Yes, there are companies—for example, ones that provide outsourcing services from Eastern Europe to company headquarters in the UK—that monitor their programmers’ time at a resolution of 6 minutes and that pay their programmers based on the accuracy of their estimates on individual tasks. No, I’m not joking. Yes, I’m glad that you don’t work there or have never experienced it. You ought to consider yourself lucky. (Sad, but true.)
Yes, the estimates are not at fault for the typical dysfunction related to (not) managing projects. I don’t care. In these situations, the estimates trigger the dysfunction, and so while we fix the dysfunction, I find it useful to get the trigger out of the way. If I saw these people deriving some real benefit from the estimates to compensate for tolerating the dysfunction, then I wouldn’t want to get estimates out of the way, but unfortunately, that’s not what I see happening.

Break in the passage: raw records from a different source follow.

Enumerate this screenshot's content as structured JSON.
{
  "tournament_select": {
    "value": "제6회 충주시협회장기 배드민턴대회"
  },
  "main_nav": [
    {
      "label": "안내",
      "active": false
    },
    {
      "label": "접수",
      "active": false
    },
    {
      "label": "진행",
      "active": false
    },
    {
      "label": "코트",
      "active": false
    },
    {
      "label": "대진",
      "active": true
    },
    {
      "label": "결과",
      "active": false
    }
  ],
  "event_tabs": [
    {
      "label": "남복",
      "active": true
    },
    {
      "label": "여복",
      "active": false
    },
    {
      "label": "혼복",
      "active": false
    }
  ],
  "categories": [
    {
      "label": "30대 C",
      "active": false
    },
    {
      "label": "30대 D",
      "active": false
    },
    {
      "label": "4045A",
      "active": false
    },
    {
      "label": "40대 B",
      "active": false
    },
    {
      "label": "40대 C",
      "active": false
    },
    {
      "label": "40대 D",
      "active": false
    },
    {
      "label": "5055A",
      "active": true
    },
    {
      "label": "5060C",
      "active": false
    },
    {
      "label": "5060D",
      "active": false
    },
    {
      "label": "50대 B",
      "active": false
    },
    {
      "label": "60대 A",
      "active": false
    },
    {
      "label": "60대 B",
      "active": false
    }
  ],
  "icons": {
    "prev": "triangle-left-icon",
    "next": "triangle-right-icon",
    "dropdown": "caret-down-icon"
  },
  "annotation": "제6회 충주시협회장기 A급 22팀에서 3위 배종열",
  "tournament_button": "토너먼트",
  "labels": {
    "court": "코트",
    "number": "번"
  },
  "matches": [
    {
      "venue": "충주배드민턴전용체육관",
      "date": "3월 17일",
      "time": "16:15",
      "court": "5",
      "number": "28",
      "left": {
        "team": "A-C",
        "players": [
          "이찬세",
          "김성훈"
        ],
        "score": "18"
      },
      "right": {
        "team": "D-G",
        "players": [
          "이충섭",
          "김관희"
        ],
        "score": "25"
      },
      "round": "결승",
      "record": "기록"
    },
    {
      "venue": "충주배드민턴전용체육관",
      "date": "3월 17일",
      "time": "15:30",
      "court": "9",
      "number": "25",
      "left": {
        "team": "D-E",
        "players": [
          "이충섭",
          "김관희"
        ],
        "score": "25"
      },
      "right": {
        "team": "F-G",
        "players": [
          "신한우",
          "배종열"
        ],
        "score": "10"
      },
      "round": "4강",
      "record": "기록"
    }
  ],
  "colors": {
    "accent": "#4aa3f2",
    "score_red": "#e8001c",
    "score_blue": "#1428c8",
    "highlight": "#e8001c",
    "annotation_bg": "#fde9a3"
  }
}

Some people need to throw some kinds of food out of their house when they decide to change the way they eat. They “shouldn’t” need it, but they do. Perhaps one day, they won’t. (I can eat bread now and that doesn’t trigger wanting to eat an entire loaf of bread, but I still doubt I can stop at one slice of pizza.)
Finally: no, I’m not ignoring you because I can’t handle criticism; I’m ignoring you because you can’t be bothered to have an adult conversation on the topic and you either can’t tell the difference between these two stances or can’t be bothered to do so. Swedish has the perfect expression for how I feel about this: jag orkar inte mer.
Even after clarifying all this, I feel that it’s time to bid farewell to #NoEstimates because I have reached the point where the hashtag takes more away from me than it gives me. It owes me nothing; it is what it is.
In spite of this, I think it wise to try to build software by focusing on generating value, rather than controling cost. If you’d like to read about how to get there, then—ironically—please read a few articles in my series on #NoEstimates.
If you’d like to discuss how to increase your organization’s effectiveness through focusing on generating value over controling cost, then let’s talk. All “criticism” will either be ignored or roundly ridiculed, but all inquiry is welcome and appreciated. I welcome the chance to help you escape the silliness you might be experiencing related to task-level estimates.